Besides following a highly patterned behavior, the mind is also an excellent streaming service. Majority of the thoughts that the mind streams during the day are not curated to our liking. It is a random toss-up as to what thought comes into our conscious purview at any given moment. It streams a continuous reel of thoughts, without a searchable guide, index, with and without a specific context. Imagine a computer that shows random movie clips, images and sounds stitched together from its memory. Without question, we would call such a device a malfunctioning one which would likely be sent it in for repairs. We cannot do that with the mind.

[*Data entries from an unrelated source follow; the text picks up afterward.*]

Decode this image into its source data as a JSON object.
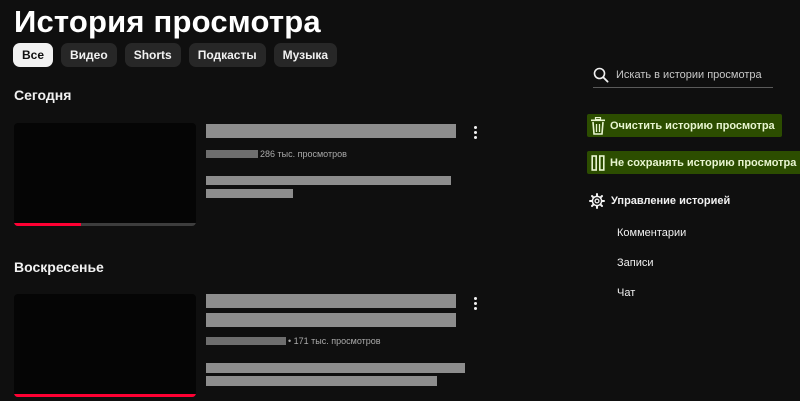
{
  "page": {
    "title": "История просмотра"
  },
  "filters": [
    {
      "label": "Все",
      "active": true
    },
    {
      "label": "Видео",
      "active": false
    },
    {
      "label": "Shorts",
      "active": false
    },
    {
      "label": "Подкасты",
      "active": false
    },
    {
      "label": "Музыка",
      "active": false
    }
  ],
  "sections": [
    {
      "heading": "Сегодня",
      "video": {
        "views": "286 тыс. просмотров",
        "watch_progress": 0.37
      }
    },
    {
      "heading": "Воскресенье",
      "video": {
        "views": "• 171 тыс. просмотров",
        "watch_progress": 1.0
      }
    }
  ],
  "sidebar": {
    "search_placeholder": "Искать в истории просмотра",
    "clear_label": "Очистить историю просмотра",
    "pause_label": "Не сохранять историю просмотра",
    "manage_label": "Управление историей",
    "links": [
      "Комментарии",
      "Записи",
      "Чат"
    ]
  },
  "icons": {
    "search": "search-icon",
    "clear": "trash-icon",
    "pause": "pause-icon",
    "manage": "gear-icon",
    "more": "more-vertical-icon"
  },
  "colors": {
    "background": "#0f0f0f",
    "chip_active": "#f1f1f1",
    "progress": "#ff0033",
    "action_highlight": "#2c4d00"
  }
}
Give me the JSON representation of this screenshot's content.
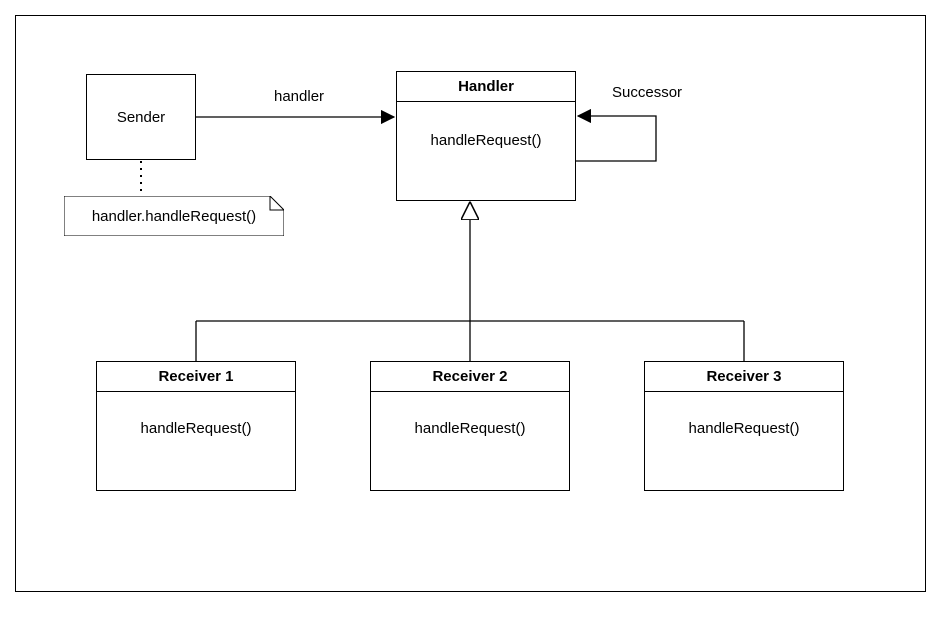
{
  "sender": {
    "title": "Sender"
  },
  "handler": {
    "title": "Handler",
    "method": "handleRequest()",
    "assocLabel": "handler",
    "selfLabel": "Successor"
  },
  "note": {
    "text": "handler.handleRequest()"
  },
  "receivers": [
    {
      "title": "Receiver 1",
      "method": "handleRequest()"
    },
    {
      "title": "Receiver 2",
      "method": "handleRequest()"
    },
    {
      "title": "Receiver 3",
      "method": "handleRequest()"
    }
  ]
}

The techniques we practice for mental wellness aim to wipe the slate of the mind clean, slow down the rate of projection of thoughts along with control over those projections. As we discussed earlier, this does not fall under the definition of meditation per ancient Eastern philosophy. Even if they fall short of the description, such practices aimed towards mental wellness are immensely beneficial. Since the mind is not accustomed to such methods and it is not yet a habit, we tend to use greater mental energy to focus and concentrate on those activities. A new mental routine, even if geared toward mental wellness, tires the mind and we may slip into sleep. Whether it is sleep or a trance, the result is the same. We lose awareness of the practice as well as that of the external world. There is nothing wrong with such loss of awareness, especially if done at nighttime we may benefit from a deeper and more restful sleep. In sleep one of the supports for the “I,” which is the body, disappears and our identity is in the shifting grounds of dreams. A trance is a half-conscious state in which body identity is not there. It may resemble a dream. However, for all practical purposes, we can club sleep and trance together.

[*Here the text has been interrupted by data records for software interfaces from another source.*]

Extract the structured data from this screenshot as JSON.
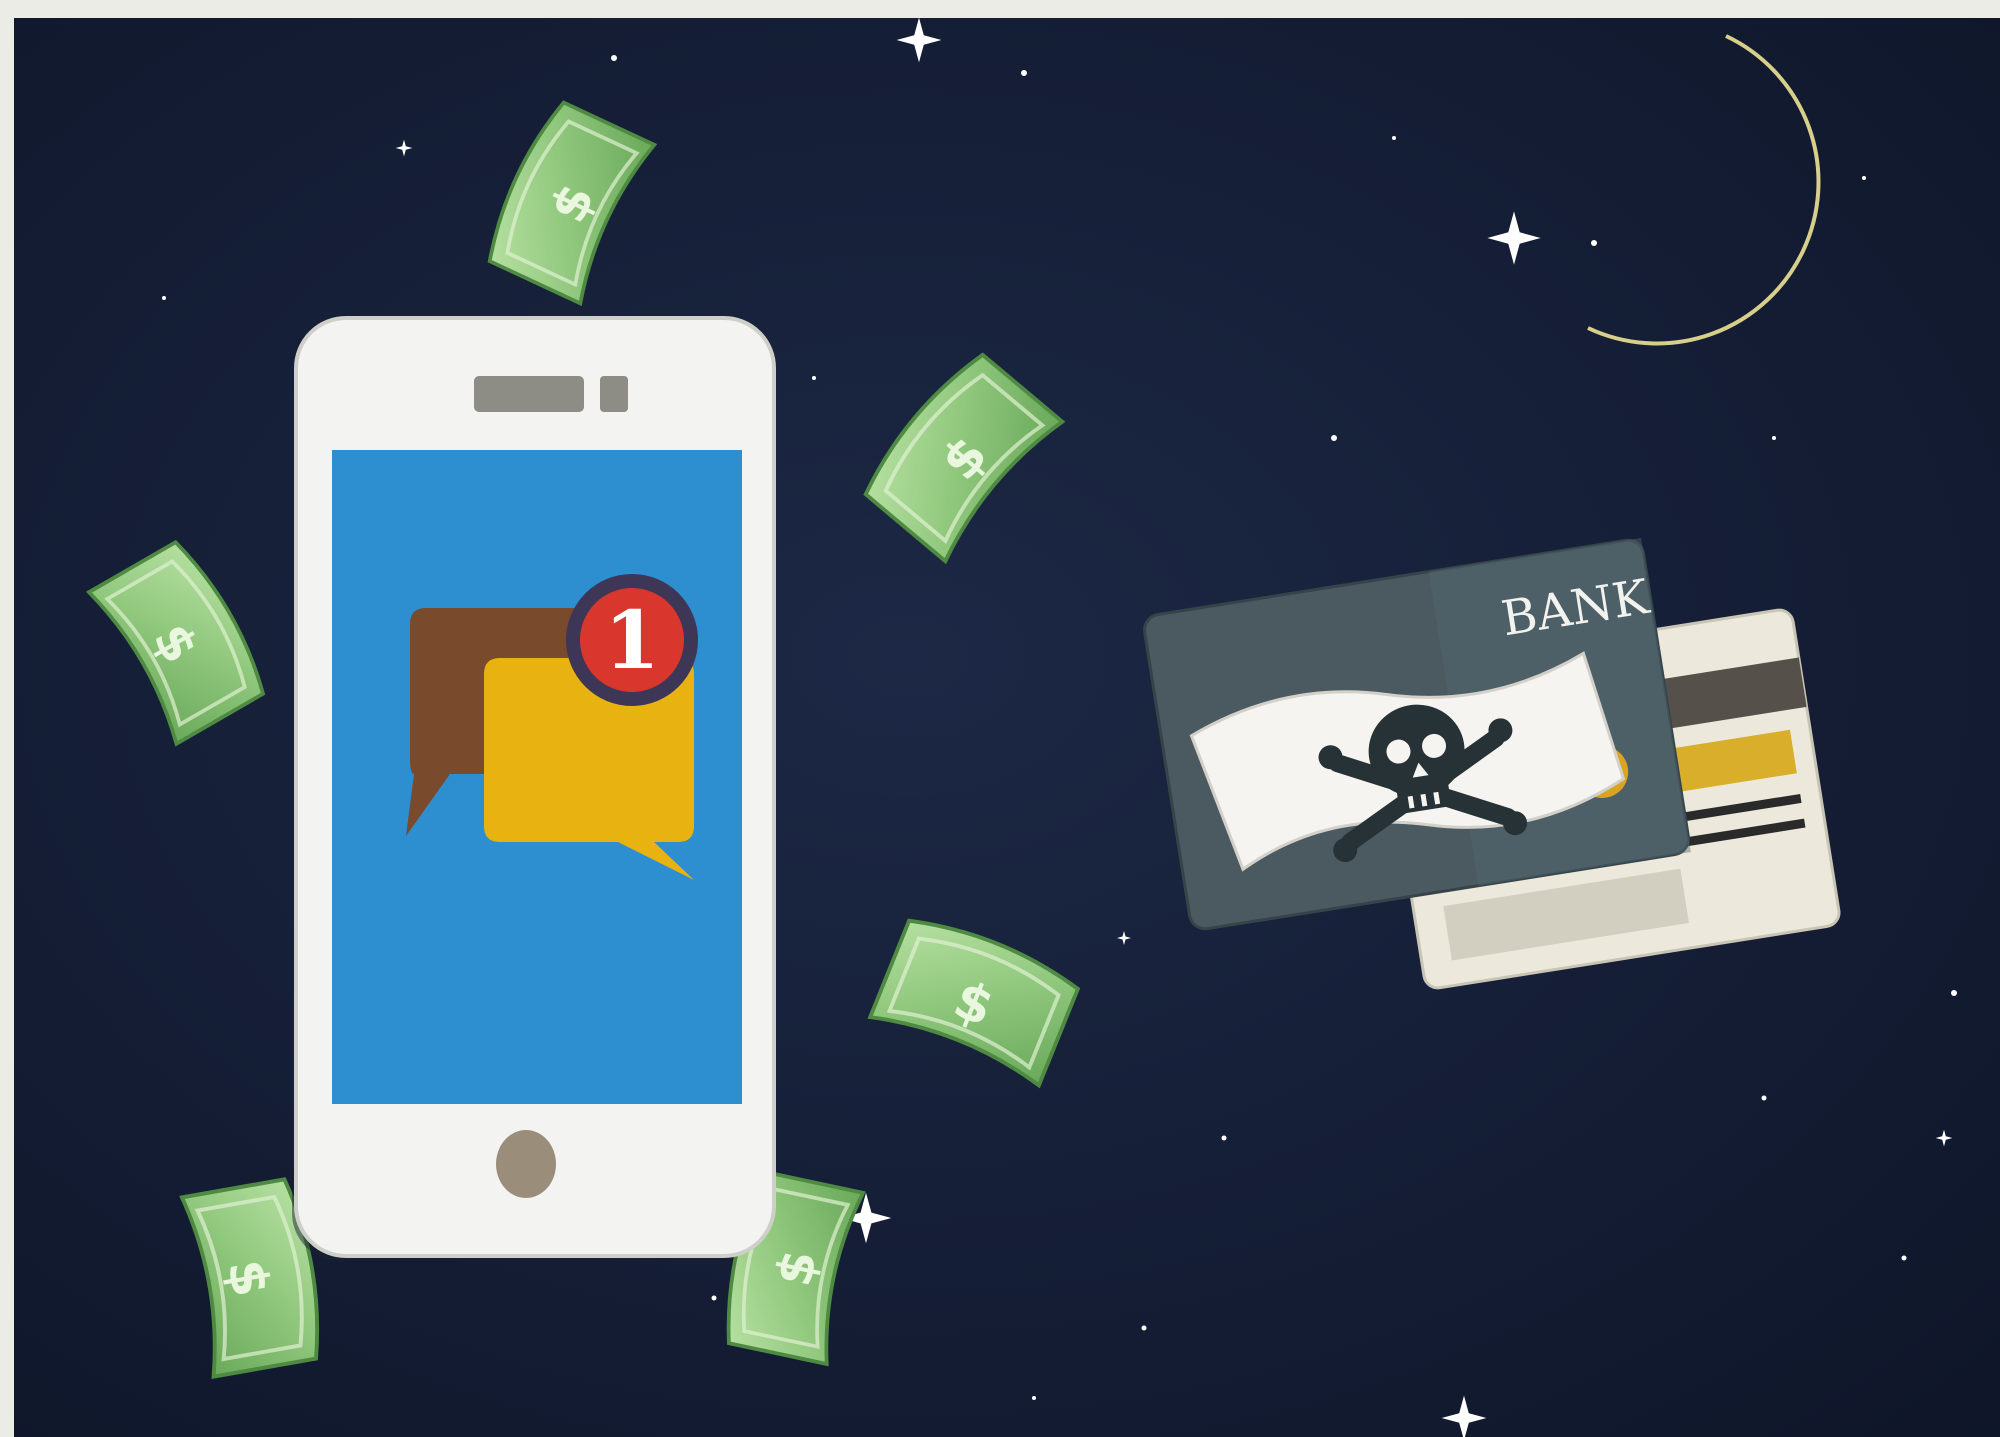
{
  "illustration": {
    "sky_color": "#16203a",
    "moon_color": "#ece8a8",
    "phone": {
      "body_color": "#f3f3f1",
      "screen_color": "#2e8fd0",
      "notification_badge": "1",
      "bubble_back_color": "#7a4a2c",
      "bubble_front_color": "#e8b310",
      "badge_color": "#d9372e",
      "badge_ring_color": "#3e3656"
    },
    "bank_card": {
      "label": "BANK",
      "color": "#4a5a60",
      "flag": "skull-and-crossbones"
    },
    "back_card": {
      "color": "#ece9dc",
      "stripe_color": "#d8ae2a"
    },
    "money_color": "#8fc77c",
    "money_symbol": "$"
  }
}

To maintain freshness in activities geared towards mental wellness, we must be careful that it does not become another habit and a source of dependency. The mind is like an egg. Its shell has been hardened through habits and conditioning while remaining soft inside where awareness resides. Just as a newborn bird breaks out of a shell from the inside, the hard exterior of the mind can only be broken from the inside through the expansion of awareness. This expansion of awareness is not a mental discipline. It happens when in a state of non-expectation. The best place to practice non-expectation is during activities that promote mental wellness, call it meditation if that is a word you like. When there is no expectation, freshness is restored to our lives. A refreshed mind is a byproduct we can all live with, and it is not synonymous with sleep or a state of trance. Even without meditation, life will then become happier and more fulfilling. I suspect this is what we are really after rather than losing ourselves in contemplative meditation.
Originally published at mindandsoul.space.